Exports of wheat flours have witnessed a sudden and unusual spike in the aftermath of the ban the outbound shipment of wheat, industry sources told FE, indicating that many traders may be using this route to beat the prohibition on the grain’s exports. The spike is likely to alarm the government, which has already tightened its scrutiny of wheat shipments.
Sources in the milling industry said wheat flour exports may have jumped at least 7-8 times sequentially since the wheat export ban was imposed. Usually monthly exports at this time of the year are about 6,000-8,000 tonnes. However, the shipments in the month since the ban, which was imposed on May 13, could be at least 60,000-70,000 tonnes, according to the sources.
To be sure, wheat flour exports are not yet banned or restricted.
In value term, exports of wheat or meslin flour jumped 64% last fiscal from a year before to $247 million, according to the DGCIS data. In contrast, wheat exports had jumped 274% in FY22 to $2.12 billion.
“Flour exports have seen unusual surge, especially in the past 10 days or so, after the government announced a sudden ban on wheat,” said a flour miller from Karnataka. Another miller said, “There is a buzz that some traders may be using this route to bypass the wheat export ban. However, a lot of orders are also flowing in to genuine flour millers, probably as a consequence of the wheat export ban.”
On Friday, commerce, industry and food minister Piyush Goyal warned traders of action if they are found to have used illegal, back-dated letters of credit (LCs) to seek permits to ship out wheat.
His statement followed a similar warning by the directorate general of foreign trade on May 30 to refer suspected cases of back-dated LCs to the Central Bureau of Investigation and the Economic Offence Wing.

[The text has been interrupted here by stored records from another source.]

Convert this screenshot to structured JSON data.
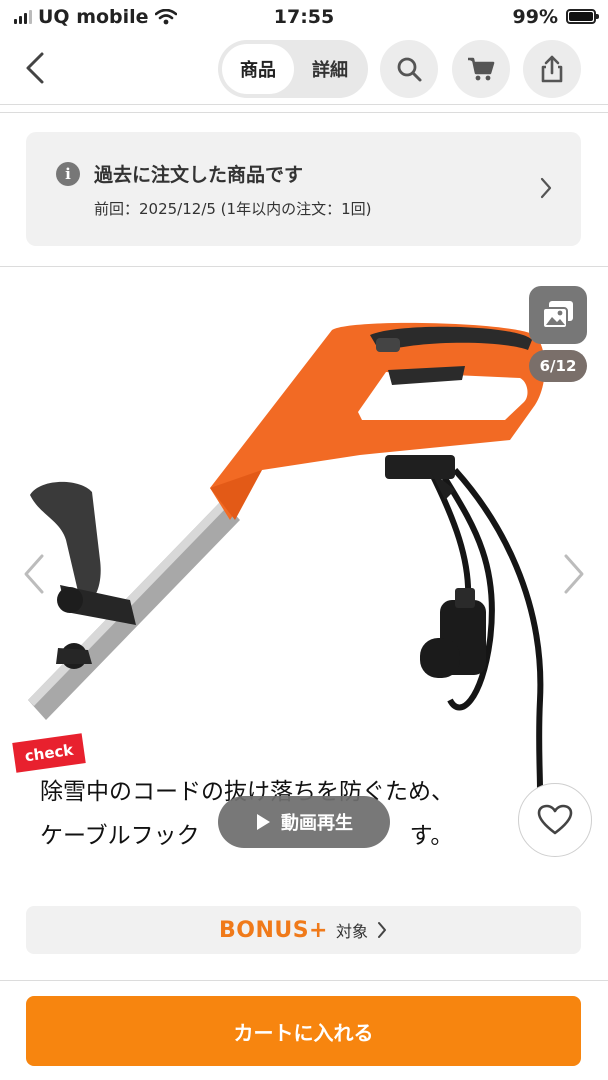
{
  "status_bar": {
    "carrier": "UQ mobile",
    "time": "17:55",
    "battery": "99%"
  },
  "header": {
    "tabs": [
      {
        "label": "商品",
        "active": true
      },
      {
        "label": "詳細",
        "active": false
      }
    ],
    "icons": [
      "back-icon",
      "search-icon",
      "cart-icon",
      "share-icon"
    ]
  },
  "order_notice": {
    "title": "過去に注文した商品です",
    "detail": "前回：2025/12/5 (1年以内の注文：1回)"
  },
  "gallery": {
    "counter": "6/12",
    "tag": "check",
    "caption_line1": "除雪中のコードの抜け落ちを防ぐため、",
    "caption_line2": "ケーブルフック",
    "caption_line2_end": "す。",
    "video_label": "動画再生"
  },
  "bonus": {
    "brand": "BONUS+",
    "label": "対象"
  },
  "cart_button": "カートに入れる",
  "colors": {
    "accent": "#f7850f",
    "bonus": "#f07a1a",
    "check_tag": "#e8212e",
    "product_orange": "#f26a24"
  }
}
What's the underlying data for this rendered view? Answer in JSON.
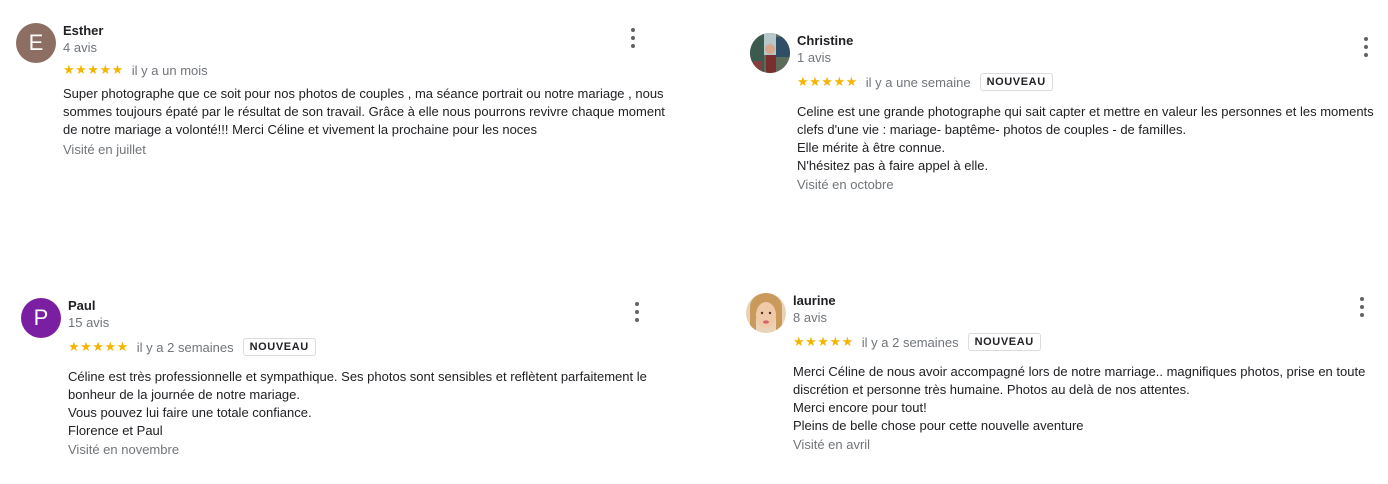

While prohibiting wheat export to control spiralling prices, the government had made it clear that supplies that are backed by LCs issued before the ban would to be allowed.
FE last month reported that exporters had submitted LCs to seek permits for despatches of over one million tonnes of wheat, way above the initial trade estimate of just about 4 lakh tonnes, leading to suspicions of attempts by unscrupulous elements to abuse the LC route. More traders have since filed the LCs to seek permits to ship out wheat.
Apart from allowing exports that were already backed by LCs, senior government officials had made it clear that India would also cater for the genuine need of neighbouring countries and food-deficit nations through government-to-government deals and honour supply commitments already made.
Subsequently, the commerce ministry partially eased the order and permitted despatches of wheat consignments that were either handed over to the Customs authorities for examination or registered in their systems by May 13. This relaxation alone was estimated to facilitate clearance of about 3.5 lakh tonnes of wheat.